Ford, Honda Motor Co, Hyundai, Tesla Inc and Volkswagen are members of the LOT Network, a non-profit consortium in which companies pledge to continue to make their patents available to all members even if they sell them to another firm.
Daimler, Ford, and Toyota are among those belonging to Unified Patents, which challenges patents at the US Patent and Trademark Office. Ford also is a member of RPX Corp, a risk management service that buys up patents and challenges patents that already have been issued.
Last week, BMW became the latest automaker to enter a licensing deal, agreeing to pay a per-car fee to gain access to a “pool” of patents related to wireless industry standards from companies.
Figuring out the proper royalty rates for use of industry standard technology has led to global fights among technology companies, the most prominent being Apple and Qualcomm’s three-continent combat over what patent fees Qualcomm collects from each iPhone.

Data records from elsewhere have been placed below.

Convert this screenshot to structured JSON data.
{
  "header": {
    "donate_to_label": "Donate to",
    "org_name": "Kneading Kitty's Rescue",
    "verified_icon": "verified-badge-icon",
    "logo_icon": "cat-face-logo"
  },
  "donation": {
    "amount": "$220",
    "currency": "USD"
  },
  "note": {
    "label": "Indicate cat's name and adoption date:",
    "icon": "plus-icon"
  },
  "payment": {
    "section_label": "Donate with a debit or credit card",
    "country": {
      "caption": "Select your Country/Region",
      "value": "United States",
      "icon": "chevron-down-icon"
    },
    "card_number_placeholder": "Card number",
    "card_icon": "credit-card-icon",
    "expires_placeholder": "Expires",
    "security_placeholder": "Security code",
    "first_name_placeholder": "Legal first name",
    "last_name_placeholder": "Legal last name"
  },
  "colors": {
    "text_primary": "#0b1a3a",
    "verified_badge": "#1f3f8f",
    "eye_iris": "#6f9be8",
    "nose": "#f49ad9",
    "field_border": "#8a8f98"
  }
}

Automakers “look at the fights right now, and they understand that a lot of it has to deal with the pricing and expectations,” said Alfalahi, who was Ericsson’s top intellectual property counsel.

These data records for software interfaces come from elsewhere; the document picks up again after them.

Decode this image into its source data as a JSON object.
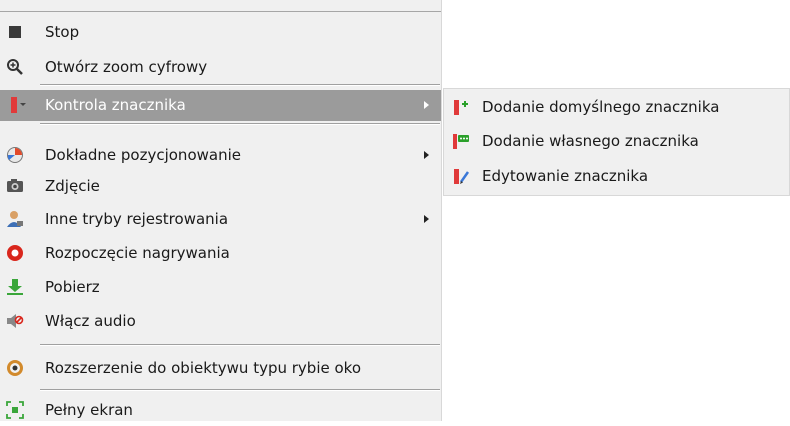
{
  "menu": {
    "items": [
      {
        "label": "Stop",
        "icon": "stop-icon"
      },
      {
        "label": "Otwórz zoom cyfrowy",
        "icon": "zoom-icon"
      },
      {
        "label": "Kontrola znacznika",
        "icon": "bookmark-menu-icon",
        "submenu": true,
        "highlighted": true
      },
      {
        "label": "Dokładne pozycjonowanie",
        "icon": "positioning-icon",
        "submenu": true
      },
      {
        "label": "Zdjęcie",
        "icon": "camera-icon"
      },
      {
        "label": "Inne tryby rejestrowania",
        "icon": "user-icon",
        "submenu": true
      },
      {
        "label": "Rozpoczęcie nagrywania",
        "icon": "record-icon"
      },
      {
        "label": "Pobierz",
        "icon": "download-icon"
      },
      {
        "label": "Włącz audio",
        "icon": "audio-muted-icon"
      },
      {
        "label": "Rozszerzenie do obiektywu typu rybie oko",
        "icon": "fisheye-icon"
      },
      {
        "label": "Pełny ekran",
        "icon": "fullscreen-icon"
      }
    ]
  },
  "submenu": {
    "items": [
      {
        "label": "Dodanie domyślnego znacznika",
        "icon": "add-default-marker-icon"
      },
      {
        "label": "Dodanie własnego znacznika",
        "icon": "add-custom-marker-icon"
      },
      {
        "label": "Edytowanie znacznika",
        "icon": "edit-marker-icon"
      }
    ]
  },
  "colors": {
    "menu_bg": "#f0f0f0",
    "highlight_bg": "#9b9b9b",
    "marker_red": "#e03a3a",
    "record_red": "#d9261c",
    "download_green": "#3aa63a"
  }
}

Another way carmakers are cutting costs is by using non-patented technology.
Open Invention Network, which buys and cross licenses patents related to the open source Linux operating system, has signed up companies such as General Motors Co and Daimler, giving them free access so they can then build their own individual applications for on-board systems to monitor traffic patterns, help cars avoid crashes or perform other functions akin to a computer or smartphone.
Keith Bergelt, the network’s CEO, said the battle between Apple and phones that used Google’s Android operating system “created a culture that brought out the worst in many companies”.

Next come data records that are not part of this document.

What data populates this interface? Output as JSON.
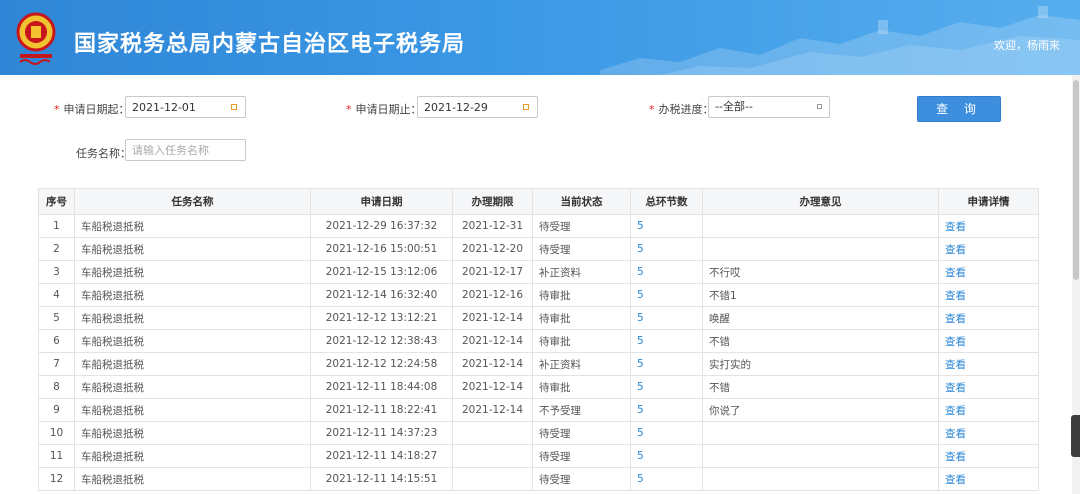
{
  "header": {
    "title": "国家税务总局内蒙古自治区电子税务局",
    "welcome": "欢迎，杨雨来",
    "logo_icon": "tax-emblem-icon",
    "colors": {
      "bar": "#3a97e4"
    }
  },
  "form": {
    "start_date_label": "申请日期起：",
    "start_date_value": "2021-12-01",
    "end_date_label": "申请日期止：",
    "end_date_value": "2021-12-29",
    "progress_label": "办税进度：",
    "progress_value": "--全部--",
    "task_label": "任务名称：",
    "task_placeholder": "请输入任务名称",
    "query_button": "查 询",
    "required_mark": "*"
  },
  "table": {
    "columns": [
      "序号",
      "任务名称",
      "申请日期",
      "办理期限",
      "当前状态",
      "总环节数",
      "办理意见",
      "申请详情"
    ],
    "rows": [
      [
        "1",
        "车船税退抵税",
        "2021-12-29 16:37:32",
        "2021-12-31",
        "待受理",
        "5",
        "",
        "查看"
      ],
      [
        "2",
        "车船税退抵税",
        "2021-12-16 15:00:51",
        "2021-12-20",
        "待受理",
        "5",
        "",
        "查看"
      ],
      [
        "3",
        "车船税退抵税",
        "2021-12-15 13:12:06",
        "2021-12-17",
        "补正资料",
        "5",
        "不行哎",
        "查看"
      ],
      [
        "4",
        "车船税退抵税",
        "2021-12-14 16:32:40",
        "2021-12-16",
        "待审批",
        "5",
        "不错1",
        "查看"
      ],
      [
        "5",
        "车船税退抵税",
        "2021-12-12 13:12:21",
        "2021-12-14",
        "待审批",
        "5",
        "唤醒",
        "查看"
      ],
      [
        "6",
        "车船税退抵税",
        "2021-12-12 12:38:43",
        "2021-12-14",
        "待审批",
        "5",
        "不错",
        "查看"
      ],
      [
        "7",
        "车船税退抵税",
        "2021-12-12 12:24:58",
        "2021-12-14",
        "补正资料",
        "5",
        "实打实的",
        "查看"
      ],
      [
        "8",
        "车船税退抵税",
        "2021-12-11 18:44:08",
        "2021-12-14",
        "待审批",
        "5",
        "不错",
        "查看"
      ],
      [
        "9",
        "车船税退抵税",
        "2021-12-11 18:22:41",
        "2021-12-14",
        "不予受理",
        "5",
        "你说了",
        "查看"
      ],
      [
        "10",
        "车船税退抵税",
        "2021-12-11 14:37:23",
        "",
        "待受理",
        "5",
        "",
        "查看"
      ],
      [
        "11",
        "车船税退抵税",
        "2021-12-11 14:18:27",
        "",
        "待受理",
        "5",
        "",
        "查看"
      ],
      [
        "12",
        "车船税退抵税",
        "2021-12-11 14:15:51",
        "",
        "待受理",
        "5",
        "",
        "查看"
      ]
    ]
  }
}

The automotive industry hasn’t been completely immune to litigation. When it comes to self-driving vehicles, it’s still somewhat of a “Wild West,” with companies all over the country doing research and hoping to come up with the next big thing. That’s already spawned a nasty fight, with Alphabet’s Waymo claiming Uber Technologies Inc stole trade secrets for the laser-based sensors known as Lidar.
A big chunk of the lawsuits against tech companies were an outgrowth of the dotcom bust, during which sharks picked up patents from bankrupt internet companies and then demanded royalties from companies that were still in business.
Companies like Delphi Automotive have expressed concern that the same thing may happen to companies that don’t succeed in the autonomous car market, said Bruce Rubinger, founder of Global Prior Art, which conducts research on the validity of patents. The automakers and suppliers have been investing in technology companies, so they will own rights to some of the research no matter what happens with the company, Rubinger said.
The relatively slow pace of change in the auto industry can help it avoidsome legal problems. In the technology industry, new products are introduced every 18 months, but it can take four years or more for a new feature to go from the design stage to the showroom floor.
“Car manufacturing is different from that perspective – it’s not like smartphones where you can just outsource it,” said Shawn Ambwani, co-founder of Unified Patents. “There are very few players who get into the market. Market share doesn’t change dramatically every five years.”
And the auto industry will be able to draw on the legacy of the technology industry’s patent cases. Court rulings make it easier to invalidate patents and lower the amount of damages that can be awarded. Legislation also created a new procedure at the US patent office that’s been embraced by Silicon Valley for its reputation as a “death squad” for patents.
So far there have been few lawsuits over the new cars, though Ford’s Coughlin said they will come because “everybody wants to protect their investments." Still, he said, he’s not expecting a lot of patent litigation “unless somebody is acting unreasonably.”